(Items from an interface collection)
====
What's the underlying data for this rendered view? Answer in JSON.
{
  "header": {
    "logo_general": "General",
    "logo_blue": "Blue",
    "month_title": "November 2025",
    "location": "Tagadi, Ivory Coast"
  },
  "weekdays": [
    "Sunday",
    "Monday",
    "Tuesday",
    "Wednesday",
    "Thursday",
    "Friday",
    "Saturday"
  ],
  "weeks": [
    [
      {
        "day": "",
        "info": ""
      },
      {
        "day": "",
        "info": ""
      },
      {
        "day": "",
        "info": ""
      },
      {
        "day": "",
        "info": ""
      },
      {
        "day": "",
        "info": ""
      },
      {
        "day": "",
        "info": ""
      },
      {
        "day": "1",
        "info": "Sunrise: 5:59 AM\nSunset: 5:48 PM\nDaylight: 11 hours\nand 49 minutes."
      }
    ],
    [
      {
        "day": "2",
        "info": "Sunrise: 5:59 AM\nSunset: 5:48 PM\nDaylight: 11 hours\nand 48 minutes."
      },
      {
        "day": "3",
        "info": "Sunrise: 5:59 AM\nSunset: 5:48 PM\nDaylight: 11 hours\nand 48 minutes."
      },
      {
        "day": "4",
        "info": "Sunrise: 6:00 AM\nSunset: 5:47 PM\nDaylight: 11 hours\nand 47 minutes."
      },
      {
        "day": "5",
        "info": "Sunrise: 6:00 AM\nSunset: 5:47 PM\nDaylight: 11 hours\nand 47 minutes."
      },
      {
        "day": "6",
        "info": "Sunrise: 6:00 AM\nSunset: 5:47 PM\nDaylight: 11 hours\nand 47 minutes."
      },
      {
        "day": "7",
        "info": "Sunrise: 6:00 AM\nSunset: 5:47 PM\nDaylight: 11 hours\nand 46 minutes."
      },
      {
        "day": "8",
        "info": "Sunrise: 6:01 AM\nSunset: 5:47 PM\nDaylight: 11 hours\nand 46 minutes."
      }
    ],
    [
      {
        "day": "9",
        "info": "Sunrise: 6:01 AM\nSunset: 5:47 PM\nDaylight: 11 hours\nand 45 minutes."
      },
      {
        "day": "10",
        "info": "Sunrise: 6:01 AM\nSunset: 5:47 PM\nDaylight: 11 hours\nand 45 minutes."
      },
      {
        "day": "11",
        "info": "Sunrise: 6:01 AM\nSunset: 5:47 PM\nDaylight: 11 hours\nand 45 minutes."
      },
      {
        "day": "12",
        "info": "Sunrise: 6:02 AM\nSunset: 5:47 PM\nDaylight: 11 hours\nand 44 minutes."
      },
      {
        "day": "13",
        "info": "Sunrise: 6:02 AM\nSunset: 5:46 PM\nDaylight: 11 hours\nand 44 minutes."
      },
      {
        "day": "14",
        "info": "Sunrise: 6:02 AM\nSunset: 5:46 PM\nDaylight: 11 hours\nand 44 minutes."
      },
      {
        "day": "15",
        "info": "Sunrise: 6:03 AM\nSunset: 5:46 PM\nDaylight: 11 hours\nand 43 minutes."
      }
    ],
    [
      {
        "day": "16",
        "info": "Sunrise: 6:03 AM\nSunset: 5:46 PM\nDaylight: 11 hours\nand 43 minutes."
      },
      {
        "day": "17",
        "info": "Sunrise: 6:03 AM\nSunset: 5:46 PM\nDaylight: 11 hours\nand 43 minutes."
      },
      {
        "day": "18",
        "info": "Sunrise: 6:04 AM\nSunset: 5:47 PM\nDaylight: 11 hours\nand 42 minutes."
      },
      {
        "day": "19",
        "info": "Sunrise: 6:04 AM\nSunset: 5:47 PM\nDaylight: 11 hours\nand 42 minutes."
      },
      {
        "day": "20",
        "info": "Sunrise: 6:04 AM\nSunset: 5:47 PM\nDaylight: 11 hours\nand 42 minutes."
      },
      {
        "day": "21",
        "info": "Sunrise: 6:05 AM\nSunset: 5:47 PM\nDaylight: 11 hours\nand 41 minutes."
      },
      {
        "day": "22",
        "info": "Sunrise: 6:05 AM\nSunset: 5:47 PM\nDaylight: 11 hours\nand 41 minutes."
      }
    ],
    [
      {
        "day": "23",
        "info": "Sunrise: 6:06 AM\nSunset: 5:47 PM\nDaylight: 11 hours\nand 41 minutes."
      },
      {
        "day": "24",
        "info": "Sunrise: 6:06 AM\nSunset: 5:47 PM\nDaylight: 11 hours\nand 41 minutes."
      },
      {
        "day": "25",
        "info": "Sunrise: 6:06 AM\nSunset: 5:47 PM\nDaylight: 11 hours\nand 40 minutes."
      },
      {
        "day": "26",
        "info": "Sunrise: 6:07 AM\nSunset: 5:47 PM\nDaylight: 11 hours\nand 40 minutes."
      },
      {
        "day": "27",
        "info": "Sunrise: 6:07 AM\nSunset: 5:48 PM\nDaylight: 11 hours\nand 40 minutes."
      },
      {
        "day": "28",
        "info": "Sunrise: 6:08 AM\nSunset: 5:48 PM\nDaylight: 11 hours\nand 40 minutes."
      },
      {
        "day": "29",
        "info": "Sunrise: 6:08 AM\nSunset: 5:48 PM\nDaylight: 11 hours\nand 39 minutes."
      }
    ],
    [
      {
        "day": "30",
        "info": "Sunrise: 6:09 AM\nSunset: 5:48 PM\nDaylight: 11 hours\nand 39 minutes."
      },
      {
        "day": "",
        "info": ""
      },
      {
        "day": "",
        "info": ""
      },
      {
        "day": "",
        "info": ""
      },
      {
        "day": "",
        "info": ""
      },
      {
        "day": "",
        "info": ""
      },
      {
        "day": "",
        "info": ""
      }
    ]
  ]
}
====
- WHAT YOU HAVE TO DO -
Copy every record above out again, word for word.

- RESULT FOR THIS EXERCISE -
What's the underlying data for this rendered view? Answer in JSON.
{
  "header": {
    "logo_general": "General",
    "logo_blue": "Blue",
    "month_title": "November 2025",
    "location": "Tagadi, Ivory Coast"
  },
  "weekdays": [
    "Sunday",
    "Monday",
    "Tuesday",
    "Wednesday",
    "Thursday",
    "Friday",
    "Saturday"
  ],
  "weeks": [
    [
      {
        "day": "",
        "info": ""
      },
      {
        "day": "",
        "info": ""
      },
      {
        "day": "",
        "info": ""
      },
      {
        "day": "",
        "info": ""
      },
      {
        "day": "",
        "info": ""
      },
      {
        "day": "",
        "info": ""
      },
      {
        "day": "1",
        "info": "Sunrise: 5:59 AM\nSunset: 5:48 PM\nDaylight: 11 hours\nand 49 minutes."
      }
    ],
    [
      {
        "day": "2",
        "info": "Sunrise: 5:59 AM\nSunset: 5:48 PM\nDaylight: 11 hours\nand 48 minutes."
      },
      {
        "day": "3",
        "info": "Sunrise: 5:59 AM\nSunset: 5:48 PM\nDaylight: 11 hours\nand 48 minutes."
      },
      {
        "day": "4",
        "info": "Sunrise: 6:00 AM\nSunset: 5:47 PM\nDaylight: 11 hours\nand 47 minutes."
      },
      {
        "day": "5",
        "info": "Sunrise: 6:00 AM\nSunset: 5:47 PM\nDaylight: 11 hours\nand 47 minutes."
      },
      {
        "day": "6",
        "info": "Sunrise: 6:00 AM\nSunset: 5:47 PM\nDaylight: 11 hours\nand 47 minutes."
      },
      {
        "day": "7",
        "info": "Sunrise: 6:00 AM\nSunset: 5:47 PM\nDaylight: 11 hours\nand 46 minutes."
      },
      {
        "day": "8",
        "info": "Sunrise: 6:01 AM\nSunset: 5:47 PM\nDaylight: 11 hours\nand 46 minutes."
      }
    ],
    [
      {
        "day": "9",
        "info": "Sunrise: 6:01 AM\nSunset: 5:47 PM\nDaylight: 11 hours\nand 45 minutes."
      },
      {
        "day": "10",
        "info": "Sunrise: 6:01 AM\nSunset: 5:47 PM\nDaylight: 11 hours\nand 45 minutes."
      },
      {
        "day": "11",
        "info": "Sunrise: 6:01 AM\nSunset: 5:47 PM\nDaylight: 11 hours\nand 45 minutes."
      },
      {
        "day": "12",
        "info": "Sunrise: 6:02 AM\nSunset: 5:47 PM\nDaylight: 11 hours\nand 44 minutes."
      },
      {
        "day": "13",
        "info": "Sunrise: 6:02 AM\nSunset: 5:46 PM\nDaylight: 11 hours\nand 44 minutes."
      },
      {
        "day": "14",
        "info": "Sunrise: 6:02 AM\nSunset: 5:46 PM\nDaylight: 11 hours\nand 44 minutes."
      },
      {
        "day": "15",
        "info": "Sunrise: 6:03 AM\nSunset: 5:46 PM\nDaylight: 11 hours\nand 43 minutes."
      }
    ],
    [
      {
        "day": "16",
        "info": "Sunrise: 6:03 AM\nSunset: 5:46 PM\nDaylight: 11 hours\nand 43 minutes."
      },
      {
        "day": "17",
        "info": "Sunrise: 6:03 AM\nSunset: 5:46 PM\nDaylight: 11 hours\nand 43 minutes."
      },
      {
        "day": "18",
        "info": "Sunrise: 6:04 AM\nSunset: 5:47 PM\nDaylight: 11 hours\nand 42 minutes."
      },
      {
        "day": "19",
        "info": "Sunrise: 6:04 AM\nSunset: 5:47 PM\nDaylight: 11 hours\nand 42 minutes."
      },
      {
        "day": "20",
        "info": "Sunrise: 6:04 AM\nSunset: 5:47 PM\nDaylight: 11 hours\nand 42 minutes."
      },
      {
        "day": "21",
        "info": "Sunrise: 6:05 AM\nSunset: 5:47 PM\nDaylight: 11 hours\nand 41 minutes."
      },
      {
        "day": "22",
        "info": "Sunrise: 6:05 AM\nSunset: 5:47 PM\nDaylight: 11 hours\nand 41 minutes."
      }
    ],
    [
      {
        "day": "23",
        "info": "Sunrise: 6:06 AM\nSunset: 5:47 PM\nDaylight: 11 hours\nand 41 minutes."
      },
      {
        "day": "24",
        "info": "Sunrise: 6:06 AM\nSunset: 5:47 PM\nDaylight: 11 hours\nand 41 minutes."
      },
      {
        "day": "25",
        "info": "Sunrise: 6:06 AM\nSunset: 5:47 PM\nDaylight: 11 hours\nand 40 minutes."
      },
      {
        "day": "26",
        "info": "Sunrise: 6:07 AM\nSunset: 5:47 PM\nDaylight: 11 hours\nand 40 minutes."
      },
      {
        "day": "27",
        "info": "Sunrise: 6:07 AM\nSunset: 5:48 PM\nDaylight: 11 hours\nand 40 minutes."
      },
      {
        "day": "28",
        "info": "Sunrise: 6:08 AM\nSunset: 5:48 PM\nDaylight: 11 hours\nand 40 minutes."
      },
      {
        "day": "29",
        "info": "Sunrise: 6:08 AM\nSunset: 5:48 PM\nDaylight: 11 hours\nand 39 minutes."
      }
    ],
    [
      {
        "day": "30",
        "info": "Sunrise: 6:09 AM\nSunset: 5:48 PM\nDaylight: 11 hours\nand 39 minutes."
      },
      {
        "day": "",
        "info": ""
      },
      {
        "day": "",
        "info": ""
      },
      {
        "day": "",
        "info": ""
      },
      {
        "day": "",
        "info": ""
      },
      {
        "day": "",
        "info": ""
      },
      {
        "day": "",
        "info": ""
      }
    ]
  ]
}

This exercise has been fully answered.